Inspired by Philip’s interview with Patrick Baeuerle, who traversed academia, entrepreneurship and finance, I collected thoughts from biotech leaders on choosing a direction.
Professor of Systems Biology, TU Denmark
Founder of Biosyntia, AntibioTx, Microlytic
There’s a lot of freedom in academia that allows you to explore things that don’t have to be immediately financially rewarding. Accordingly, you can do more curiosity-driven research, which I find exciting and fun. From time to time you do get findings that have commercial relevance from such research that probably wouldn’t have happened in a company because it could not have been predicted.”
Senior Biologist, Isomerase Therapeutics
I have never considered working anywhere outside academia until completing my PhD in 2013…Biotech for a scientist is the best of both worlds, academia and industry: I love science, but I especially love working as part of the multidisciplinary team that has a defined objective that can only be reached through a modern, dynamic, high-quality scientific approach…I am enjoying the intellectual freedom and creativity on the day-to-day basis, and the work-life balance and the sense of security are also very important and make my life so much easier and more enjoyable.”
Sander van Deventer
Partner, Forbion Capital Partners
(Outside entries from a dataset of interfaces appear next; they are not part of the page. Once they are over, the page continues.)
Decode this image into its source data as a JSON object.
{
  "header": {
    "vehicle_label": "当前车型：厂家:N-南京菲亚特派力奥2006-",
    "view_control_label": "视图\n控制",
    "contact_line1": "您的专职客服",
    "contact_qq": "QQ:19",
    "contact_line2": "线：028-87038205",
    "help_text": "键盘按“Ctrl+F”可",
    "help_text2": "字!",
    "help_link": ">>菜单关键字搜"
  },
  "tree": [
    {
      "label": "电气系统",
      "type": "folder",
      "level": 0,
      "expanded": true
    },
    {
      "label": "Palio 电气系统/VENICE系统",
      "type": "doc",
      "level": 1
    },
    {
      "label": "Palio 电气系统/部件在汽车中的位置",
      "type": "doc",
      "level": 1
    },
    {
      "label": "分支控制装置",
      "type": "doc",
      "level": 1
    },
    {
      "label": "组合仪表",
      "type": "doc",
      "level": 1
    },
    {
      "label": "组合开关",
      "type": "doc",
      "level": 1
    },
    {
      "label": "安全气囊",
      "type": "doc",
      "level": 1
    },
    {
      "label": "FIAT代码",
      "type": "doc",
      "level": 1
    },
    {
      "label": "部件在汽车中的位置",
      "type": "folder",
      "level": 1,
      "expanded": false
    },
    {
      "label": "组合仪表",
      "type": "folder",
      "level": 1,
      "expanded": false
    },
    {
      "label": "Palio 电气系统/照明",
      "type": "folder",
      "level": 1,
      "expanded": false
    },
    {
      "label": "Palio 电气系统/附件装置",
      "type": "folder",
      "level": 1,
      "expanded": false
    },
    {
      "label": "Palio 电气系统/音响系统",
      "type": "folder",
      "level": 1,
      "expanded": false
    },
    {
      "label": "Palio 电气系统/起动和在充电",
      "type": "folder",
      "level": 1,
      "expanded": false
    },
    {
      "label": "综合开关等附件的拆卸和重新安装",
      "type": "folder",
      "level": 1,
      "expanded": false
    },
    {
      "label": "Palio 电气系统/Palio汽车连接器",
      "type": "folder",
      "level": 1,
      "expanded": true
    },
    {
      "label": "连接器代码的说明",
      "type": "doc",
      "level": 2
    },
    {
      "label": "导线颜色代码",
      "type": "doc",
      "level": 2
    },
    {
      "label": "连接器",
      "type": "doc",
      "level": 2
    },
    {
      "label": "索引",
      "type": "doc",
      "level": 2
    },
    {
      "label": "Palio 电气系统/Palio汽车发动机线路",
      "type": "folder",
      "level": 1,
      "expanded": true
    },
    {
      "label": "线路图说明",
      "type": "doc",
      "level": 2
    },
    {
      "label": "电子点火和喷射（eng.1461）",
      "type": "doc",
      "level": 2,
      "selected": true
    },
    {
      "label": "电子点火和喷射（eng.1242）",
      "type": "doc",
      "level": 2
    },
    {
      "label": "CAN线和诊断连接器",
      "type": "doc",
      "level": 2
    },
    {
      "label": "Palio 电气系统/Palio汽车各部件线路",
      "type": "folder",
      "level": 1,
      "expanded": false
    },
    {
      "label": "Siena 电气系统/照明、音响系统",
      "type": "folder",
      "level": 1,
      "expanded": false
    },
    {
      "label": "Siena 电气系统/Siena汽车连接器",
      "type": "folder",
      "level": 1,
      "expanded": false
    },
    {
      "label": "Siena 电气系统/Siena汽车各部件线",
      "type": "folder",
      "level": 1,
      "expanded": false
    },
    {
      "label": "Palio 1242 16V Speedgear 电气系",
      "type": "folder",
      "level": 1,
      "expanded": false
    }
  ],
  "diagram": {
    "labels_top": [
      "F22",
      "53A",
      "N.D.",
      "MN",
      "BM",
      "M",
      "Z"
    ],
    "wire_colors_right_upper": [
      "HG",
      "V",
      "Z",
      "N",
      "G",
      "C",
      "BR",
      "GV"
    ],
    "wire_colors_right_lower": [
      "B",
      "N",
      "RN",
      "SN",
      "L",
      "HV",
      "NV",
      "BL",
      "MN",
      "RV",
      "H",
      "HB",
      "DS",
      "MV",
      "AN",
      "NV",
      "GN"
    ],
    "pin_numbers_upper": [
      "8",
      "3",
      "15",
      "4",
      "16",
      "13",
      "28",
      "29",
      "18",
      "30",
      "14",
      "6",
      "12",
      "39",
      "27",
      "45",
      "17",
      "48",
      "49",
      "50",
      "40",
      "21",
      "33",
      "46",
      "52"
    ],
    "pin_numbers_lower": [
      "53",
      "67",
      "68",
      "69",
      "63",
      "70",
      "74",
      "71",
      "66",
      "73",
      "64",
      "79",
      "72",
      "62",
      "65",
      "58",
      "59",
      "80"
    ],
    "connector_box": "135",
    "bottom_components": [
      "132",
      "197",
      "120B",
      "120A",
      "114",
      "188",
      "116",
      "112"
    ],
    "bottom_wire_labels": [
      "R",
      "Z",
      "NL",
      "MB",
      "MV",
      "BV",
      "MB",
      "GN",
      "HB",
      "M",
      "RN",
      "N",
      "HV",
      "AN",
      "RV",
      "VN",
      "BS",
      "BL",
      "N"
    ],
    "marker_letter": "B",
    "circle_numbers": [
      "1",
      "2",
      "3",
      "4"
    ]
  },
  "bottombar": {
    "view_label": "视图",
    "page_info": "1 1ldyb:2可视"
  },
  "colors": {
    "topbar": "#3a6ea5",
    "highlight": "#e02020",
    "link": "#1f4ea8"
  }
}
I spent 14 years on the biotech side and doing the translation work, so I wanted to go to the other side of the table. These years helped me to realize how little academia understood about drug development. When you do a €100M investment, you need to make sure that all the pieces of the puzzle are ready beforehand; otherwise, you realize it too late and might lose your investment. I now also like to work on building companies from the ground up with really experienced management and larger upfront investments.”
Sir Greg Winter
Professor of Biochemistry & Master of Trinity College, University of Cambridge
Founder of Cambridge Antibody Technology, Domantis, & Bicycle Therapeutics
I’m basically an academic but with the curiosity to see my ideas through to completion. I’m not the kind of person who is much interested in picking up up somebody else’s idea. As an academic I am supposed to come up with new ideas, and quite often I land on them via rather circuitous routes…But having had [ideas], and shown they are possible in model systems, we felt duty-bound to take it further and make something useful.”
Professor of Bioengineering, Stanford University
If I could start a company, I would — I wouldn’t stay in academia…I’m not going to stay in academia with my next company, if I do one.” [Speaking at Synbiobeta 2017]
Founder & CEO, Agios
I asked to keep 1 day a week to see patient. I later realized that I thought having an impact by helping patients one to one but by bringing a drug to the market, I amplify the way I help patients, I could treat thousands or millions of people.” [Speaking at an event in Boston, April 2014]
What would you choose?
Which career path is most appealing to you?
Image from Axi / shutterstock.com